Comparative analysis of pollen counts of Corylus, Alnus and Betula in Szczecin, Warsaw and Lublin (2000-2001).

Małgorzata Puc 3, 2,  
Piotr Rapiejko 4, 2, 5
Department of Botany, Agricultural University, Lublin, Poland
Allergen Research Center, Warsaw, Poland
Department of Botany, University of Szczecin, Szczecin, Poland
Department of Otolaryngology, Military Medical School, Warsaw, Poland
Independent Laboratory for the Prevention of Environmental Hazards, Medical University, Warsaw, Poland
Ann Agric Environ Med 2001;8(2):235–240

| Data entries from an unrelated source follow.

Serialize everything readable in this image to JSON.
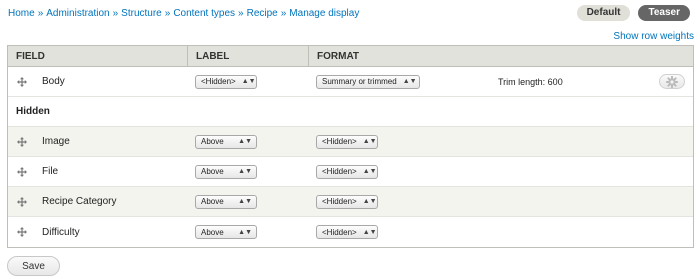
{
  "breadcrumb": [
    {
      "label": "Home"
    },
    {
      "label": "Administration"
    },
    {
      "label": "Structure"
    },
    {
      "label": "Content types"
    },
    {
      "label": "Recipe"
    },
    {
      "label": "Manage display"
    }
  ],
  "breadcrumb_separator": "»",
  "view_modes": [
    {
      "label": "Default",
      "active": false
    },
    {
      "label": "Teaser",
      "active": true
    }
  ],
  "show_row_weights": "Show row weights",
  "table": {
    "headers": {
      "field": "Field",
      "label": "Label",
      "format": "Format"
    },
    "visible_rows": [
      {
        "name": "Body",
        "label": "<Hidden>",
        "format": "Summary or trimmed",
        "summary": "Trim length: 600"
      }
    ],
    "hidden_region_title": "Hidden",
    "hidden_rows": [
      {
        "name": "Image",
        "label": "Above",
        "format": "<Hidden>"
      },
      {
        "name": "File",
        "label": "Above",
        "format": "<Hidden>"
      },
      {
        "name": "Recipe Category",
        "label": "Above",
        "format": "<Hidden>"
      },
      {
        "name": "Difficulty",
        "label": "Above",
        "format": "<Hidden>"
      }
    ]
  },
  "select_arrows": "▲▼",
  "save_label": "Save",
  "icons": {
    "drag": "move-cross-icon",
    "settings": "gear-icon"
  },
  "colors": {
    "link": "#0074bd",
    "header_bg": "#e1e2dc",
    "active_tab": "#666666"
  }
}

The aim of the study was to compare the airborne concentrations of allergenic pollen produced by three early flowering tree taxa (Corylus, Alnus, Betula) in the cities of Warsaw (central Poland), Lublin (eastern Poland) and Szczecin (western Poland) during the years 2000-2001. Measurements were performed by the volumetric method. Pollen seasons were defined as the periods in which 95% of the total catch occurred. The highest concentration and annual pollen count of Corylus was measured in Lublin in both seasons, while the highest annual pollen counts of Alnus and Betula were noted in Warsaw, where the annual pollen count of Betula in 2001 was four times higher than in 2000 and equalled 5,376 grains in m3 per 24 h. Significant differences in the pollen count of the examined taxa were observed between two seasons: the pollen count of Corylus was higher in 2000 than in 2001, while for Alnus and Betula the opposite was the case. The longest pollen seasons were observed at low annual pollen counts for the pollen of Corylus. Results of the study reveal significant differences between the seasons and the cities. The differences concern the dates of the appearance of pollen grains in the air, the duration of the presence of sporomorphs and the maximum concentrations in particular seasons. The pollen counts of alder, birch and hazel trees are determined by the weather, diversity of local flora and specific rhythm of pollination of particular taxa.